- SOURCE MATERIAL -
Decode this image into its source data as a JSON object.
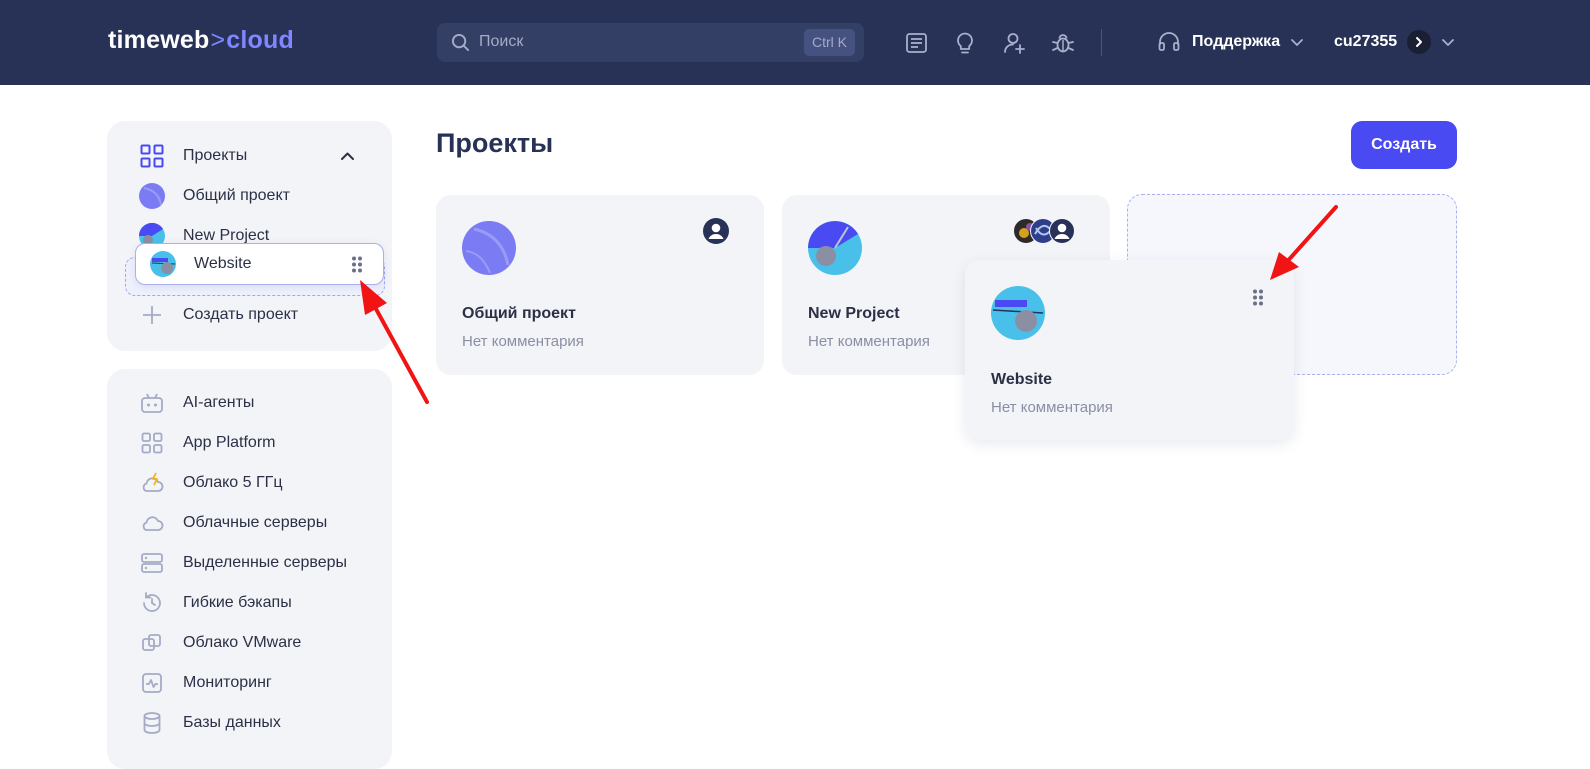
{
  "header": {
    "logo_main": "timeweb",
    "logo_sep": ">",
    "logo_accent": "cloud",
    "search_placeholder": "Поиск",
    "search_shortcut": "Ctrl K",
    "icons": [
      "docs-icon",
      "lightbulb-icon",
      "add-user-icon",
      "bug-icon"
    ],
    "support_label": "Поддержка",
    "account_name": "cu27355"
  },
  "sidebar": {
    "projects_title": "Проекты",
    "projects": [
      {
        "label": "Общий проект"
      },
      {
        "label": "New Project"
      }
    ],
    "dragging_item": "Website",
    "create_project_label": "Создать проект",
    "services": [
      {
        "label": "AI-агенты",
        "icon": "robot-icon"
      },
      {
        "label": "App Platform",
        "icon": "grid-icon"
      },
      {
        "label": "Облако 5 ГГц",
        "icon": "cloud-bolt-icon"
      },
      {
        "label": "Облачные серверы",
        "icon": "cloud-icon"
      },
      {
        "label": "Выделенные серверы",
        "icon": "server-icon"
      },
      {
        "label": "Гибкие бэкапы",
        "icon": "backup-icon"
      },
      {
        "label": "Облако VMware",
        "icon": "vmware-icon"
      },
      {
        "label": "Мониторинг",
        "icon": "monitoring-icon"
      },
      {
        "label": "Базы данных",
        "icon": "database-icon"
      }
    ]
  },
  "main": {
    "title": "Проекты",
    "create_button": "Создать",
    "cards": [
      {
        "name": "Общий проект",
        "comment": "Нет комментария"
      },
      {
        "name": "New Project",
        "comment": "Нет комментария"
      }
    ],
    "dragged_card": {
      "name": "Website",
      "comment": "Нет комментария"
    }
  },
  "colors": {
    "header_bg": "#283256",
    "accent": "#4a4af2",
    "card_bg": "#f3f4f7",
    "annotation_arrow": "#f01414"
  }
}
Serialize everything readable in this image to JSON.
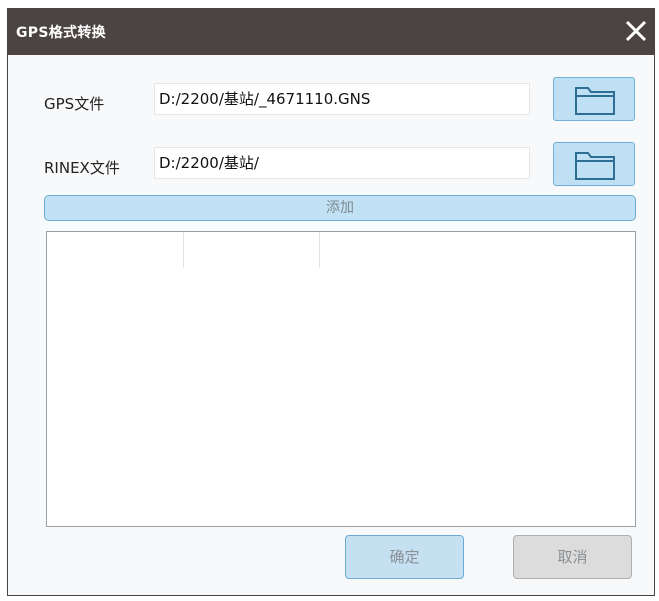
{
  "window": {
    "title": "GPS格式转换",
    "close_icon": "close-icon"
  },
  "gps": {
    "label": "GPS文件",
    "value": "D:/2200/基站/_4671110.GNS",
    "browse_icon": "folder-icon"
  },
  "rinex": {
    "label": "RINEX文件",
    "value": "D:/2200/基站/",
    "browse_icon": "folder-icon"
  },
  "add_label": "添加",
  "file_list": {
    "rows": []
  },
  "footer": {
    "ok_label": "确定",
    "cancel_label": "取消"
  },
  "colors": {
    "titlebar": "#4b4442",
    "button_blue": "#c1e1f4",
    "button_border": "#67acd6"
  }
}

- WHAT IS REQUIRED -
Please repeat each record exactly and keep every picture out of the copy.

- EXERCISE RESULT -
Decode this image into its source data as a JSON object.
{
  "header": {
    "logo_main": "timeweb",
    "logo_sep": ">",
    "logo_accent": "cloud",
    "search_placeholder": "Поиск",
    "search_shortcut": "Ctrl K",
    "icons": [
      "docs-icon",
      "lightbulb-icon",
      "add-user-icon",
      "bug-icon"
    ],
    "support_label": "Поддержка",
    "account_name": "cu27355"
  },
  "sidebar": {
    "projects_title": "Проекты",
    "projects": [
      {
        "label": "Общий проект"
      },
      {
        "label": "New Project"
      }
    ],
    "dragging_item": "Website",
    "create_project_label": "Создать проект",
    "services": [
      {
        "label": "AI-агенты",
        "icon": "robot-icon"
      },
      {
        "label": "App Platform",
        "icon": "grid-icon"
      },
      {
        "label": "Облако 5 ГГц",
        "icon": "cloud-bolt-icon"
      },
      {
        "label": "Облачные серверы",
        "icon": "cloud-icon"
      },
      {
        "label": "Выделенные серверы",
        "icon": "server-icon"
      },
      {
        "label": "Гибкие бэкапы",
        "icon": "backup-icon"
      },
      {
        "label": "Облако VMware",
        "icon": "vmware-icon"
      },
      {
        "label": "Мониторинг",
        "icon": "monitoring-icon"
      },
      {
        "label": "Базы данных",
        "icon": "database-icon"
      }
    ]
  },
  "main": {
    "title": "Проекты",
    "create_button": "Создать",
    "cards": [
      {
        "name": "Общий проект",
        "comment": "Нет комментария"
      },
      {
        "name": "New Project",
        "comment": "Нет комментария"
      }
    ],
    "dragged_card": {
      "name": "Website",
      "comment": "Нет комментария"
    }
  },
  "colors": {
    "header_bg": "#283256",
    "accent": "#4a4af2",
    "card_bg": "#f3f4f7",
    "annotation_arrow": "#f01414"
  }
}
Serialize everything readable in this image to JSON.
{
  "window": {
    "title": "GPS格式转换",
    "close_icon": "close-icon"
  },
  "gps": {
    "label": "GPS文件",
    "value": "D:/2200/基站/_4671110.GNS",
    "browse_icon": "folder-icon"
  },
  "rinex": {
    "label": "RINEX文件",
    "value": "D:/2200/基站/",
    "browse_icon": "folder-icon"
  },
  "add_label": "添加",
  "file_list": {
    "rows": []
  },
  "footer": {
    "ok_label": "确定",
    "cancel_label": "取消"
  },
  "colors": {
    "titlebar": "#4b4442",
    "button_blue": "#c1e1f4",
    "button_border": "#67acd6"
  }
}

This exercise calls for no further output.